Therefore, as a matter of fact it should be completely confirmed that government holds an upper hand in responsibilities and rights and hence in terms of morality government should be given due regard. The examples defined in the post give critical aspect of this dilemma and morally analyze the eavesdropping scenario.

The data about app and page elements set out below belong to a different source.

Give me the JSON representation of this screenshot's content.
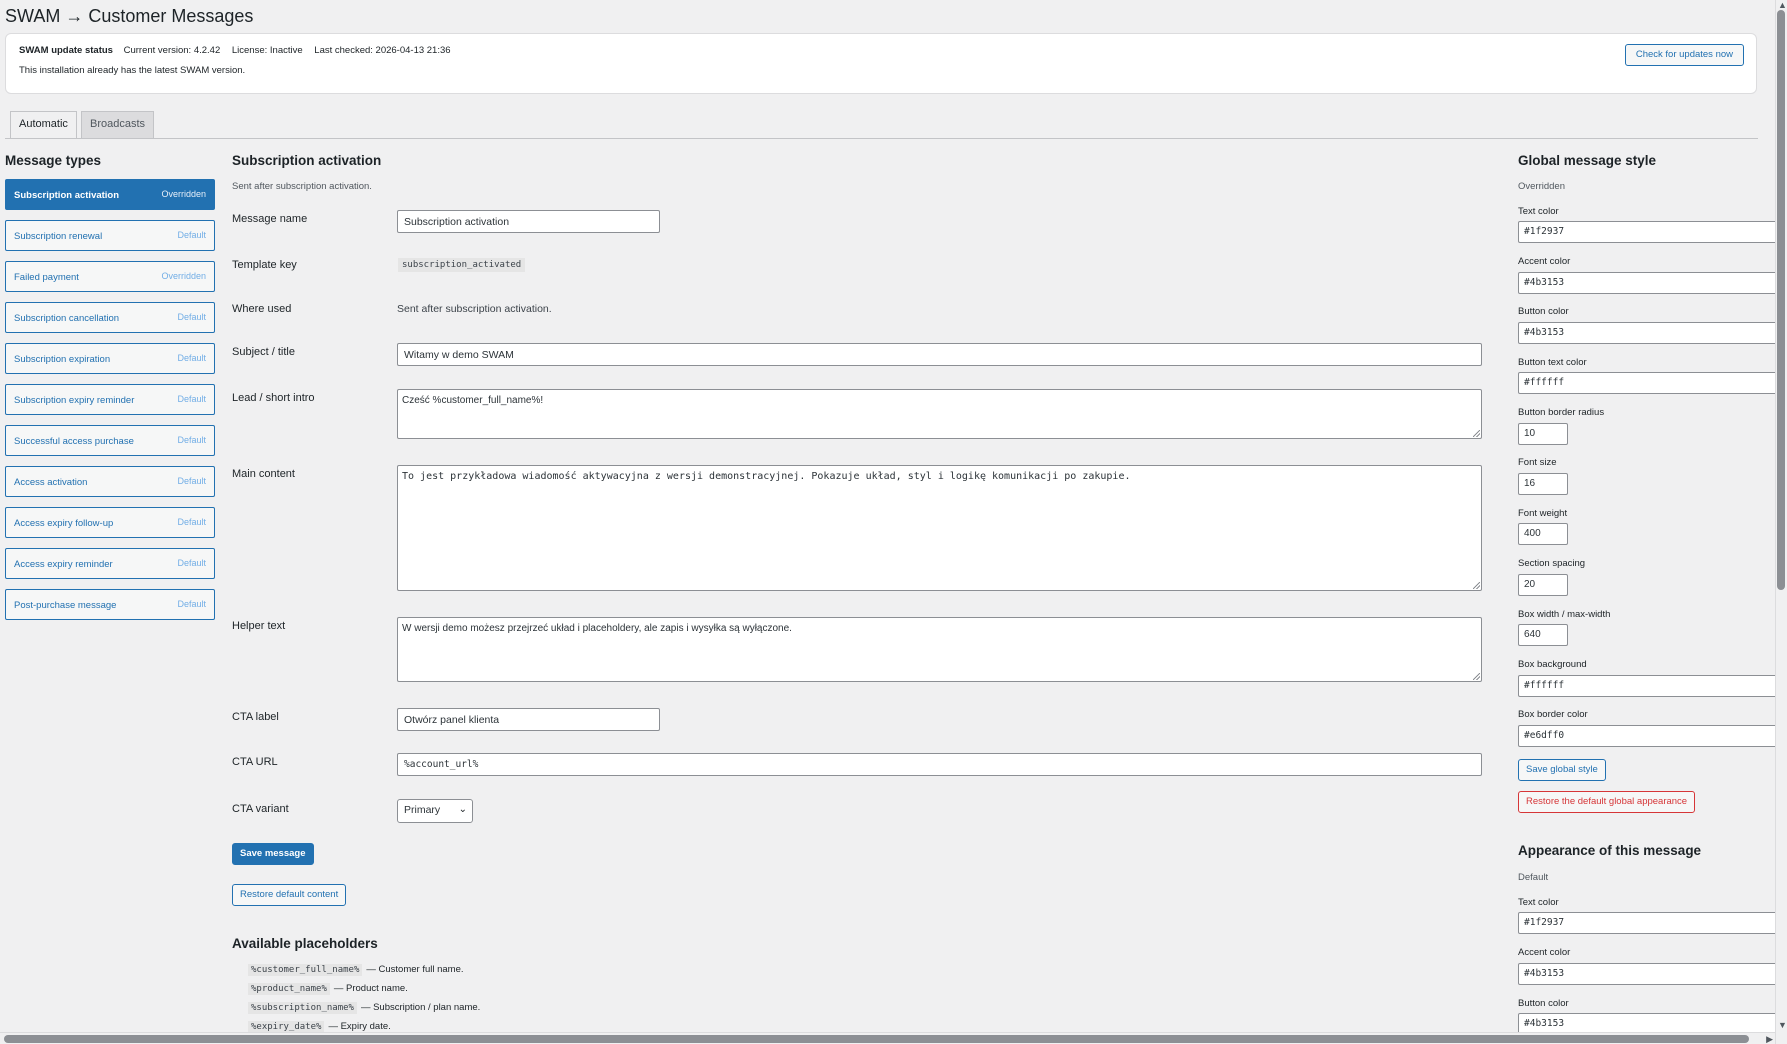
{
  "page": {
    "title": "SWAM → Customer Messages"
  },
  "update": {
    "title": "SWAM update status",
    "version": "Current version: 4.2.42",
    "license": "License: Inactive",
    "checked": "Last checked: 2026-04-13 21:36",
    "note": "This installation already has the latest SWAM version.",
    "check_button": "Check for updates now"
  },
  "tabs": [
    {
      "label": "Automatic"
    },
    {
      "label": "Broadcasts"
    }
  ],
  "message_types": {
    "heading": "Message types",
    "items": [
      {
        "label": "Subscription activation",
        "status": "Overridden"
      },
      {
        "label": "Subscription renewal",
        "status": "Default"
      },
      {
        "label": "Failed payment",
        "status": "Overridden"
      },
      {
        "label": "Subscription cancellation",
        "status": "Default"
      },
      {
        "label": "Subscription expiration",
        "status": "Default"
      },
      {
        "label": "Subscription expiry reminder",
        "status": "Default"
      },
      {
        "label": "Successful access purchase",
        "status": "Default"
      },
      {
        "label": "Access activation",
        "status": "Default"
      },
      {
        "label": "Access expiry follow-up",
        "status": "Default"
      },
      {
        "label": "Access expiry reminder",
        "status": "Default"
      },
      {
        "label": "Post-purchase message",
        "status": "Default"
      }
    ]
  },
  "editor": {
    "heading": "Subscription activation",
    "description": "Sent after subscription activation.",
    "labels": {
      "message_name": "Message name",
      "template_key": "Template key",
      "where_used": "Where used",
      "subject": "Subject / title",
      "lead": "Lead / short intro",
      "main_content": "Main content",
      "helper_text": "Helper text",
      "cta_label": "CTA label",
      "cta_url": "CTA URL",
      "cta_variant": "CTA variant"
    },
    "values": {
      "message_name": "Subscription activation",
      "template_key": "subscription_activated",
      "where_used": "Sent after subscription activation.",
      "subject": "Witamy w demo SWAM",
      "lead": "Cześć %customer_full_name%!",
      "main_content": "To jest przykładowa wiadomość aktywacyjna z wersji demonstracyjnej. Pokazuje układ, styl i logikę komunikacji po zakupie.",
      "helper_text": "W wersji demo możesz przejrzeć układ i placeholdery, ale zapis i wysyłka są wyłączone.",
      "cta_label": "Otwórz panel klienta",
      "cta_url": "%account_url%",
      "cta_variant": "Primary"
    },
    "save_button": "Save message",
    "restore_button": "Restore default content"
  },
  "placeholders": {
    "heading": "Available placeholders",
    "items": [
      {
        "code": "%customer_full_name%",
        "desc": "— Customer full name."
      },
      {
        "code": "%product_name%",
        "desc": "— Product name."
      },
      {
        "code": "%subscription_name%",
        "desc": "— Subscription / plan name."
      },
      {
        "code": "%expiry_date%",
        "desc": "— Expiry date."
      }
    ]
  },
  "global_style": {
    "heading": "Global message style",
    "status": "Overridden",
    "fields": [
      {
        "label": "Text color",
        "value": "#1f2937"
      },
      {
        "label": "Accent color",
        "value": "#4b3153"
      },
      {
        "label": "Button color",
        "value": "#4b3153"
      },
      {
        "label": "Button text color",
        "value": "#ffffff"
      },
      {
        "label": "Button border radius",
        "value": "10"
      },
      {
        "label": "Font size",
        "value": "16"
      },
      {
        "label": "Font weight",
        "value": "400"
      },
      {
        "label": "Section spacing",
        "value": "20"
      },
      {
        "label": "Box width / max-width",
        "value": "640"
      },
      {
        "label": "Box background",
        "value": "#ffffff"
      },
      {
        "label": "Box border color",
        "value": "#e6dff0"
      }
    ],
    "save_button": "Save global style",
    "restore_button": "Restore the default global appearance"
  },
  "message_style": {
    "heading": "Appearance of this message",
    "status": "Default",
    "fields": [
      {
        "label": "Text color",
        "value": "#1f2937"
      },
      {
        "label": "Accent color",
        "value": "#4b3153"
      },
      {
        "label": "Button color",
        "value": "#4b3153"
      }
    ]
  },
  "colors": {
    "accent": "#2271b1",
    "danger": "#d63638",
    "background": "#f0f0f1"
  }
}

Even the most favorable theory in my point of view is social contract theory that points out that morality is a blend of set of rules that will govern the behavior and the conditions that other people may also accept them in total. It is observed that natural rights are the highest doctrines to be followed and owned by an individual. In all the forms of social contract theory, I favor the modern social contract theory where democracy or better known as self rule is the best way to ensure the common and widespread welfare in addition with maintaining freedom of an individual person under the rulebook of laws. This modern social contract theory shall be made the face of the world and the governments operating in those States so as to empower each and every individual along with the higher government. Democracy in its complete term is form of a social contract theory which is mutually beneficial for right makers and right practitioners. It was a revolution carried out by some of the philosophers giving their personal views about the theory but upholding the inherent essence of social contract theory in which state exists to serve the interest of the people which should be given some hold of the political power.
Implementation of Golden Rule as perceived in the post is the most justifiable format in which an individual could have perceived the rule. More than a rule, it is a form of code of conduct in which it is taught to act similar to an individual in a way we want ourselves to be treated. But, in my point of view, I would bend my personal view towards positive effects of such golden rule. Negative aspects of such Golden Rule as just a matter of understanding the change and transition in the society shall be slow and non uniform thereby accepting the behavior of the other people and acting rightly on our part. Positive effects of execution of such rule in the society and personal relationships shall outweigh any of the negative thought and hence would help the overall society to be able to transform in a better world.